2014's fast food atrocities
Burger King's black cheeseburger: Made with squid ink and bamboo charcoal, arguably a symbol of meat's destructive effect on the planet. Only available in Japan.
Topics: Entertainment News
1. “Gimme Shelter,” the Rolling Stones
Foreboding and terror, and a life hanging off the edge of a guitar solo. Bonus: Merry Clayton’s ululation of horror at song’s end.
2. “Hellhound on My Trail,” Robert Johnson
Like the man said, just because you’re paranoid doesn’t mean you don’t have the devil on your ass.
3. “Every Breath You Take,” the Police
Beneath its sweet arrangement and lilting rhythm guitar line lies an elegant and powerful hymn to stalking.
4. “Billie Jean,” Michael Jackson

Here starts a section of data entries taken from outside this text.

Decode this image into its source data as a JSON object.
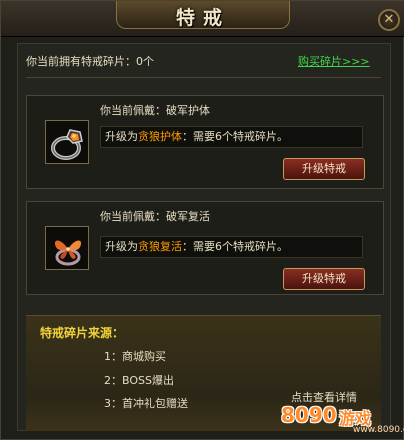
{
  "window": {
    "title": "特戒",
    "close_label": "✕"
  },
  "owned": {
    "text": "你当前拥有特戒碎片：0个",
    "buy_link": "购买碎片>>>"
  },
  "rings": [
    {
      "wearing": "你当前佩戴：破军护体",
      "info_prefix": "升级为",
      "target": "贪狼护体",
      "info_suffix": "：需要6个特戒碎片。",
      "button": "升级特戒",
      "icon": "ring-orange-gem-icon"
    },
    {
      "wearing": "你当前佩戴：破军复活",
      "info_prefix": "升级为",
      "target": "贪狼复活",
      "info_suffix": "：需要6个特戒碎片。",
      "button": "升级特戒",
      "icon": "ring-butterfly-icon"
    }
  ],
  "sources": {
    "title": "特戒碎片来源：",
    "items": [
      "1：商城购买",
      "2：BOSS爆出",
      "3：首冲礼包赠送"
    ],
    "detail_link": "点击查看详情"
  },
  "watermark": {
    "number": "8090",
    "brand": "游戏",
    "url": "www.8090.com"
  },
  "colors": {
    "link": "#3fd84a",
    "highlight": "#ff9a00",
    "source_title": "#f2d23a",
    "button": "#8a2e22"
  }
}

Under the nagging, irresistible backbeat of this epochal single, Jackson tells a tale of a one-night stand gone wrong. “The kid is not my son!” the singer yelps. Two things elevate it above a superstar’s paranoid fantasy: First, there’s the nightmarish tinge of the lyrics, in which the trial, a dream and the singer’s memories of the night in question blur and intermingle. (“His eyes were like mine,” Jackson marvels — but it’s not clear if it’s a dream or not at that point.) And, second, there is the song’s eerie prescience; in the end, it’s a story about a superstar’s paranoid fantasy become horribly real.

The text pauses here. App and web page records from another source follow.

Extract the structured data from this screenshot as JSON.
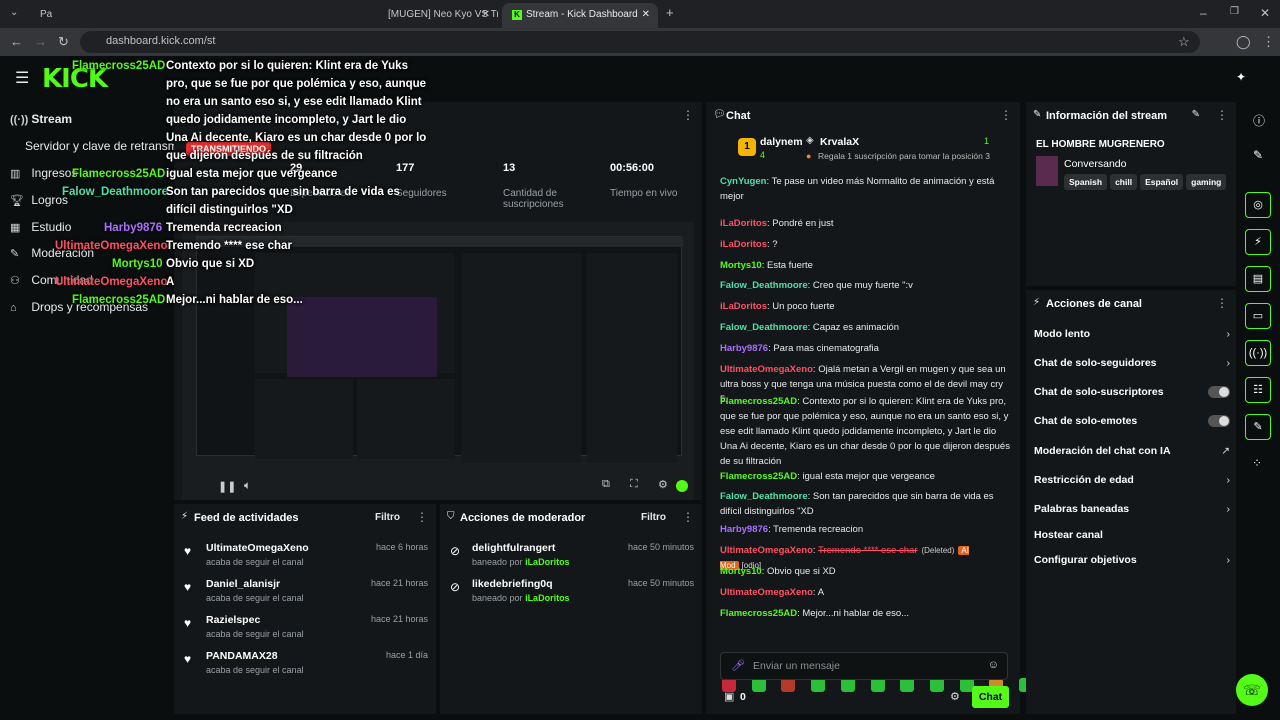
{
  "browser": {
    "tabs": [
      {
        "label": "Pa"
      },
      {
        "label": "[MUGEN] Neo Kyo VS Tru"
      },
      {
        "label": "Stream - Kick Dashboard"
      }
    ],
    "url": "dashboard.kick.com/st"
  },
  "sidebar": {
    "items": [
      {
        "label": "Stream",
        "icon": "stream-icon"
      },
      {
        "label": "Servidor y clave de retransm",
        "icon": ""
      },
      {
        "label": "Ingresos",
        "icon": "chart-icon"
      },
      {
        "label": "Logros",
        "icon": "trophy-icon"
      },
      {
        "label": "Estudio",
        "icon": "studio-icon"
      },
      {
        "label": "Moderación",
        "icon": "wrench-icon"
      },
      {
        "label": "Comunidad",
        "icon": "people-icon"
      },
      {
        "label": "Drops y recompensas",
        "icon": "gift-icon"
      }
    ]
  },
  "overlay": {
    "lines": [
      {
        "user": "UltimateOmegaXeno",
        "color": "#ff4f64",
        "text": "Ojalá metan a Vergil en mugen y que sea un"
      },
      {
        "user": "",
        "color": "",
        "text": "ultra boss y que tenga una música puesta"
      },
      {
        "user": "",
        "color": "",
        "text": "como el de devil may cry 5."
      },
      {
        "user": "Flamecross25AD",
        "color": "#53fc18",
        "text": "Contexto por si lo quieren: Klint era de Yuks"
      },
      {
        "user": "",
        "color": "",
        "text": "pro, que se fue por que polémica y eso, aunque"
      },
      {
        "user": "",
        "color": "",
        "text": "no era un santo eso si, y ese edit llamado Klint"
      },
      {
        "user": "",
        "color": "",
        "text": "quedo jodidamente incompleto, y Jart le dio"
      },
      {
        "user": "",
        "color": "",
        "text": "Una Ai decente, Kiaro es un char desde 0 por lo"
      },
      {
        "user": "",
        "color": "",
        "text": "que dijeron después de su filtración"
      },
      {
        "user": "Flamecross25AD",
        "color": "#53fc18",
        "text": "igual esta mejor que vergeance"
      },
      {
        "user": "Falow_Deathmoore",
        "color": "#4de1a8",
        "text": "Son tan parecidos que sin barra de vida es"
      },
      {
        "user": "",
        "color": "",
        "text": "difícil distinguirlos \"XD"
      },
      {
        "user": "Harby9876",
        "color": "#a970ff",
        "text": "Tremenda recreacion"
      },
      {
        "user": "UltimateOmegaXeno",
        "color": "#ff4f64",
        "text": "Tremendo **** ese char"
      },
      {
        "user": "Mortys10",
        "color": "#53fc18",
        "text": "Obvio que si XD"
      },
      {
        "user": "UltimateOmegaXeno",
        "color": "#ff4f64",
        "text": "A"
      },
      {
        "user": "Flamecross25AD",
        "color": "#53fc18",
        "text": "Mejor...ni hablar de eso..."
      }
    ],
    "badge_live": "TRANSMITIENDO",
    "info_label": "Información del stream"
  },
  "stream": {
    "stats": [
      {
        "value": "29",
        "label": "Espectadores"
      },
      {
        "value": "177",
        "label": "Seguidores"
      },
      {
        "value": "13",
        "label": "Cantidad de suscripciones"
      },
      {
        "value": "00:56:00",
        "label": "Tiempo en vivo"
      }
    ]
  },
  "activity": {
    "title": "Feed de actividades",
    "filter": "Filtro",
    "items": [
      {
        "name": "UltimateOmegaXeno",
        "sub": "acaba de seguir el canal",
        "time": "hace 6 horas"
      },
      {
        "name": "Daniel_alanisjr",
        "sub": "acaba de seguir el canal",
        "time": "hace 21 horas"
      },
      {
        "name": "Razielspec",
        "sub": "acaba de seguir el canal",
        "time": "hace 21 horas"
      },
      {
        "name": "PANDAMAX28",
        "sub": "acaba de seguir el canal",
        "time": "hace 1 día"
      }
    ]
  },
  "modactions": {
    "title": "Acciones de moderador",
    "filter": "Filtro",
    "items": [
      {
        "name": "delightfulrangert",
        "sub": "baneado por",
        "by": "iLaDoritos",
        "time": "hace 50 minutos"
      },
      {
        "name": "likedebriefing0q",
        "sub": "baneado por",
        "by": "iLaDoritos",
        "time": "hace 50 minutos"
      }
    ]
  },
  "chat": {
    "title": "Chat",
    "pinned": {
      "user1": "dalynem",
      "count1": "4",
      "user2": "KrvalaX",
      "count2": "1",
      "gift_text": "Regala 1 suscripción para tomar la posición 3"
    },
    "messages": [
      {
        "user": "CynYugen",
        "color": "#4de1a8",
        "text": "Te pase un video más Normalito de animación y está mejor"
      },
      {
        "user": "iLaDoritos",
        "color": "#ff4f64",
        "text": "Pondré en just"
      },
      {
        "user": "iLaDoritos",
        "color": "#ff4f64",
        "text": "?"
      },
      {
        "user": "Mortys10",
        "color": "#53fc18",
        "text": "Esta fuerte"
      },
      {
        "user": "Falow_Deathmoore",
        "color": "#4de1a8",
        "text": "Creo que muy fuerte \":v"
      },
      {
        "user": "iLaDoritos",
        "color": "#ff4f64",
        "text": "Un poco fuerte"
      },
      {
        "user": "Falow_Deathmoore",
        "color": "#4de1a8",
        "text": "Capaz es animación"
      },
      {
        "user": "Harby9876",
        "color": "#a970ff",
        "text": "Para mas cinematografia"
      },
      {
        "user": "UltimateOmegaXeno",
        "color": "#ff4f64",
        "text": "Ojalá metan a Vergil en mugen y que sea un ultra boss y que tenga una música puesta como el de devil may cry 5."
      },
      {
        "user": "Flamecross25AD",
        "color": "#53fc18",
        "text": "Contexto por si lo quieren: Klint era de Yuks pro, que se fue por que polémica y eso, aunque no era un santo eso si, y ese edit llamado Klint quedo jodidamente incompleto, y Jart le dio Una Ai decente, Kiaro es un char desde 0 por lo que dijeron después de su filtración"
      },
      {
        "user": "Flamecross25AD",
        "color": "#53fc18",
        "text": "igual esta mejor que vergeance"
      },
      {
        "user": "Falow_Deathmoore",
        "color": "#4de1a8",
        "text": "Son tan parecidos que sin barra de vida es difícil distinguirlos \"XD"
      },
      {
        "user": "Harby9876",
        "color": "#a970ff",
        "text": "Tremenda recreacion"
      },
      {
        "user": "UltimateOmegaXeno",
        "color": "#ff4f64",
        "text": "Tremendo **** ese char"
      },
      {
        "user": "Mortys10",
        "color": "#53fc18",
        "text": "Obvio que si XD"
      },
      {
        "user": "UltimateOmegaXeno",
        "color": "#ff4f64",
        "text": "A"
      },
      {
        "user": "Flamecross25AD",
        "color": "#53fc18",
        "text": "Mejor...ni hablar de eso..."
      }
    ],
    "deleted_label": "(Deleted)",
    "aimod_label": "AI Mod",
    "odio_label": "[odio]",
    "input_placeholder": "Enviar un mensaje",
    "points": "0",
    "send_label": "Chat"
  },
  "stream_info": {
    "title": "Información del stream",
    "stream_title": "EL HOMBRE MUGRENERO",
    "category": "Conversando",
    "tags": [
      "Spanish",
      "chill",
      "Español",
      "gaming"
    ]
  },
  "channel_actions": {
    "title": "Acciones de canal",
    "items": [
      {
        "label": "Modo lento",
        "control": "chevron"
      },
      {
        "label": "Chat de solo-seguidores",
        "control": "chevron"
      },
      {
        "label": "Chat de solo-suscriptores",
        "control": "toggle"
      },
      {
        "label": "Chat de solo-emotes",
        "control": "toggle"
      },
      {
        "label": "Moderación del chat con IA",
        "control": "external"
      },
      {
        "label": "Restricción de edad",
        "control": "chevron"
      },
      {
        "label": "Palabras baneadas",
        "control": "chevron"
      },
      {
        "label": "Hostear canal",
        "control": "none"
      },
      {
        "label": "Configurar objetivos",
        "control": "chevron"
      }
    ]
  },
  "colors": {
    "accent": "#53fc18",
    "bg": "#0b0e0f",
    "panel": "#141719"
  }
}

5. “I Heard It Though the Grapevine,” Marvin Gaye
What’s worse than getting dumped? Hearing it from a third party! Motown’s Berry Gordy gave this ominous Norman Whitfield/Barrett Strong composition to Gladys Knight over Gaye’s objections; Gaye persisted even after Knight had a big hit with it. Gordy finally relented, and Gaye gave the song a malevolent reading and turned it into a worldwide smash — one of the most popular singles of all time.
6. “Mind Playin’ Tricks on Me,” Geto Boys
This astonishing, unforgettable song ties a scratchy old LP sample to a straightforward but blistering narrative that watches the singer struggle — unsuccessfully — to get out of a vortex of drugs, violence and paranoia.
7. “Private Eyes,” Daryl Hall and John Oates
“Private eyes, they’re watching you,” the two men sing. “They see your every move.” No they don’t. In 1981, only a few of us were being watched by private eyes. These two were incredibly paranoid to turn this assertion into a hit song.
8. “Rigoletto,” Giuseppe Verdi
“Tutti … contro me … contro me!!” All of you … against me … against me.” ‘Nuff said.
9. “I Put a Spell on You,” Screamin’ Jay Hawkins
This is a paranoia-inducing song. “I put a spell on you,” sings Hawkins, “because you’re mine.”
10. “Visions of Johanna,” Bob Dylan
A gentle but still disturbing fever dream: “Ain’t it just like the night,” Dylan asks, “to play tricks when you’re trying to be so quiet?”
Domino's Specialty Chicken: It's like regular pizza, except instead of a crust, there's fried chicken. The company's marketing officer calls it "one of the most creative, innovative menu items we have ever had” -- brain power put to good use.
KFC'S ZINGER DOUBLE DOWN KING: A sandwich made by adding a burger patty to the infamous chicken-instead-of-buns creation can only be described using all caps. NO BUN ALL MEAT. Only available in South Korea.
Taco Bell's Waffle Taco: It took two years for Taco Bell to develop this waffle folded in the shape of a taco, the stand-out star of its new breakfast menu.
Krispy Kreme Triple Cheeseburger: Only attendees at the San Diego County Fair were given the opportunity to taste the official version of this donut-hamburger-heart attack combo. The rest of America has reasonable odds of not dropping dead tomorrow.
Taco Bell's Quesarito: A burrito wrapped in a quesadilla inside an enigma. Quarantined to one store in Oklahoma City.